=== Material for this task ===

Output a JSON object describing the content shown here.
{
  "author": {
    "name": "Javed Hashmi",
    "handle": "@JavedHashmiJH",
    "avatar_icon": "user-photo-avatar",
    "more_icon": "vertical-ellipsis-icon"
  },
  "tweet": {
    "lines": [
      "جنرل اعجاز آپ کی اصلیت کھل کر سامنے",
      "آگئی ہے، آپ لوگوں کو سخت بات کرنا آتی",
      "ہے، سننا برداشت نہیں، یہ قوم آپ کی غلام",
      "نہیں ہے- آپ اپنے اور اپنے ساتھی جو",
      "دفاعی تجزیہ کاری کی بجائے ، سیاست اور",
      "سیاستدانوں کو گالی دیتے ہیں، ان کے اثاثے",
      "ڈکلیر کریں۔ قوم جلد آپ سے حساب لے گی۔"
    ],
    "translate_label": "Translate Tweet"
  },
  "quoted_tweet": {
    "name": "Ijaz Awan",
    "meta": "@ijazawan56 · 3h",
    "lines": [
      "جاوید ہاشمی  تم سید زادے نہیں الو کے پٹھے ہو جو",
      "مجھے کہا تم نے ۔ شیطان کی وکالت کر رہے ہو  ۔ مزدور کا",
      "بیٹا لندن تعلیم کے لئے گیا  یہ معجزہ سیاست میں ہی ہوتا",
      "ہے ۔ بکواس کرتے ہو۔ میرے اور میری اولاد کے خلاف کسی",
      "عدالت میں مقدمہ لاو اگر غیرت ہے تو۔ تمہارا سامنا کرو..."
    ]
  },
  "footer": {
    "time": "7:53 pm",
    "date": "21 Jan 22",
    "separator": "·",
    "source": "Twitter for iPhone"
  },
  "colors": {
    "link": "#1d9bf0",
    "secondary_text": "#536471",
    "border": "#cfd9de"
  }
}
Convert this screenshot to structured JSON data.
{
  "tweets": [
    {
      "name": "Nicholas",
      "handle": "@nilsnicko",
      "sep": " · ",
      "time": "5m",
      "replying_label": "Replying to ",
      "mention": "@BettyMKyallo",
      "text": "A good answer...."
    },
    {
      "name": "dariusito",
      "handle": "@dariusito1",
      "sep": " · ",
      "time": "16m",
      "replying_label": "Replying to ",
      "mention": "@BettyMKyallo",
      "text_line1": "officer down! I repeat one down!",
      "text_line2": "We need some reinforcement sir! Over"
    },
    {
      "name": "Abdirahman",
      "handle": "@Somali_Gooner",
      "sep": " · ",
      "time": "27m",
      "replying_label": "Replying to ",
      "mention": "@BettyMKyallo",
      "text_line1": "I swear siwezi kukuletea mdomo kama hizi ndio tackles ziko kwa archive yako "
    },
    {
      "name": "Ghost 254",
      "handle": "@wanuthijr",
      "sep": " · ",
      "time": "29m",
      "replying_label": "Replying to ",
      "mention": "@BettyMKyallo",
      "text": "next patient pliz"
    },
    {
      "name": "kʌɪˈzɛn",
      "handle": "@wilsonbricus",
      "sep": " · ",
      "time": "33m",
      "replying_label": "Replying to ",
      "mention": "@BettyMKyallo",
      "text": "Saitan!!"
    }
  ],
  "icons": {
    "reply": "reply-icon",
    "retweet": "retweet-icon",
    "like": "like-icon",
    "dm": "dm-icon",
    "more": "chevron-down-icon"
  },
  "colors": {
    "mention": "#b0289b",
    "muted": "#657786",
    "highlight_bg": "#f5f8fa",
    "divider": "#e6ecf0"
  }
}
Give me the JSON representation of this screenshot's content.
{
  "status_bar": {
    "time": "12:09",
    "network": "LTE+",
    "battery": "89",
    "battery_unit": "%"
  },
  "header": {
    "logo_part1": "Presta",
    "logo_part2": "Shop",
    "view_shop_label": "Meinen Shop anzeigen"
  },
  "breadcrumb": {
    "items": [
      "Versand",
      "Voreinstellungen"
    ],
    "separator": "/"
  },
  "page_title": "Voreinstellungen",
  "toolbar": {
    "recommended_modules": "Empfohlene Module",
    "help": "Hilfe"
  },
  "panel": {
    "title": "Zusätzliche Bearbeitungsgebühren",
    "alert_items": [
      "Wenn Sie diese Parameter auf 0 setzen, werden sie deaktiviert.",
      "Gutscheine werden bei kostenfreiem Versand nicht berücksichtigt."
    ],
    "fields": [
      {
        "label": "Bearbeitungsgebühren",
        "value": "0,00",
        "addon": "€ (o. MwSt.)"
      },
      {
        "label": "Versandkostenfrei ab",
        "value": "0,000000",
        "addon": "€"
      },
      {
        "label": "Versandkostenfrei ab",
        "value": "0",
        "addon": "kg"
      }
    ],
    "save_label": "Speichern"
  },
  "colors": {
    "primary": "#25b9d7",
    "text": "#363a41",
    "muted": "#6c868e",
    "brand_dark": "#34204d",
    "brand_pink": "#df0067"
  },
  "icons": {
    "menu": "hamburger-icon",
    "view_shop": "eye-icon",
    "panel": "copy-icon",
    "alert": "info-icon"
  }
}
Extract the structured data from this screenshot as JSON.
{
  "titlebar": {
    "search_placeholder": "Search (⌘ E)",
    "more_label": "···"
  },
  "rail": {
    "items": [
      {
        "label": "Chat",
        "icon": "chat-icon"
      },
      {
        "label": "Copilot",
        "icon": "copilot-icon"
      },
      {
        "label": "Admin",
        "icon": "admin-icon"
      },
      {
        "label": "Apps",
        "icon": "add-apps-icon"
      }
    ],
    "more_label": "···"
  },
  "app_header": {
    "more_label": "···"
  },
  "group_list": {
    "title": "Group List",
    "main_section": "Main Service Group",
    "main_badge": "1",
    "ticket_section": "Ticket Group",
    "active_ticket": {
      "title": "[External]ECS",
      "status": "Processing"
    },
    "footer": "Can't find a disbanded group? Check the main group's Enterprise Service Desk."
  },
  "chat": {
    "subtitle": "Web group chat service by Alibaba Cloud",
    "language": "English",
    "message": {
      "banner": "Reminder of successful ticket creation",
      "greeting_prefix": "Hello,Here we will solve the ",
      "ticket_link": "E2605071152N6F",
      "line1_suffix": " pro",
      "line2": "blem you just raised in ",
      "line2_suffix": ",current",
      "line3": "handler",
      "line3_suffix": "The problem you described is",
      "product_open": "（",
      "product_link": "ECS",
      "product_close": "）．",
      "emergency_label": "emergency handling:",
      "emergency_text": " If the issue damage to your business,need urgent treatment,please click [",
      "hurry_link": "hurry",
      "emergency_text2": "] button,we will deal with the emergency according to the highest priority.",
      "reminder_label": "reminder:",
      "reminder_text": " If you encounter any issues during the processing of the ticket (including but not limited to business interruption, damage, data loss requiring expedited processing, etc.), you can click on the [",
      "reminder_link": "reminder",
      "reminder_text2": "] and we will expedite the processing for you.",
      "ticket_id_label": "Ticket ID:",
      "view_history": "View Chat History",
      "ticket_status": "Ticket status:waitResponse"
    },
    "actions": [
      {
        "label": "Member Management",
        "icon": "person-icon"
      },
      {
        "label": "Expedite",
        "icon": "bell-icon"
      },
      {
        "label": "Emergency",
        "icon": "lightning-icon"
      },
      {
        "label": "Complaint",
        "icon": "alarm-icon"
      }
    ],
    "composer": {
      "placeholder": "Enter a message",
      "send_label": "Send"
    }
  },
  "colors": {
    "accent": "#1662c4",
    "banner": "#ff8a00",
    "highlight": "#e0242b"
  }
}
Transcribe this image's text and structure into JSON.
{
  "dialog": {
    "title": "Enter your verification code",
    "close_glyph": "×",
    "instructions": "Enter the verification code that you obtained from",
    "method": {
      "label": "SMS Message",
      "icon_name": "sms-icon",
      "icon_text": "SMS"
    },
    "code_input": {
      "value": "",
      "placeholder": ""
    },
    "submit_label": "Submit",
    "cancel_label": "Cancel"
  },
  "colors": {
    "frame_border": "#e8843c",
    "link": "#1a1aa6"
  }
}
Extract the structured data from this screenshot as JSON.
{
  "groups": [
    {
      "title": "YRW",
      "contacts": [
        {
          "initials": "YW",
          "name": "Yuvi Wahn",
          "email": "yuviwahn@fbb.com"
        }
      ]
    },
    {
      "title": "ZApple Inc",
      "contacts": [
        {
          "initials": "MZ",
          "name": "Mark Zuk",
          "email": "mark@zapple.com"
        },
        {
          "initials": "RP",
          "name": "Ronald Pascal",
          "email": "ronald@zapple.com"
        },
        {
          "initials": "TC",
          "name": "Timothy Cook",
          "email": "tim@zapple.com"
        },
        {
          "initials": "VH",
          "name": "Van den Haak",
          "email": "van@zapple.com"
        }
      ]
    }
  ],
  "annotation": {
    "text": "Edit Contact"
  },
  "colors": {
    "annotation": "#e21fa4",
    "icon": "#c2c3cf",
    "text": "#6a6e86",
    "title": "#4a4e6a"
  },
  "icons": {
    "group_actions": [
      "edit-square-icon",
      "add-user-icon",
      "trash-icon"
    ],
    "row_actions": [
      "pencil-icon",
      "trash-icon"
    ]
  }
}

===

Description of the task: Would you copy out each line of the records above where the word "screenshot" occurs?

Exercise result:
Convert this screenshot to structured JSON data.
Give me the JSON representation of this screenshot's content.
Extract the structured data from this screenshot as JSON.
Extract the structured data from this screenshot as JSON.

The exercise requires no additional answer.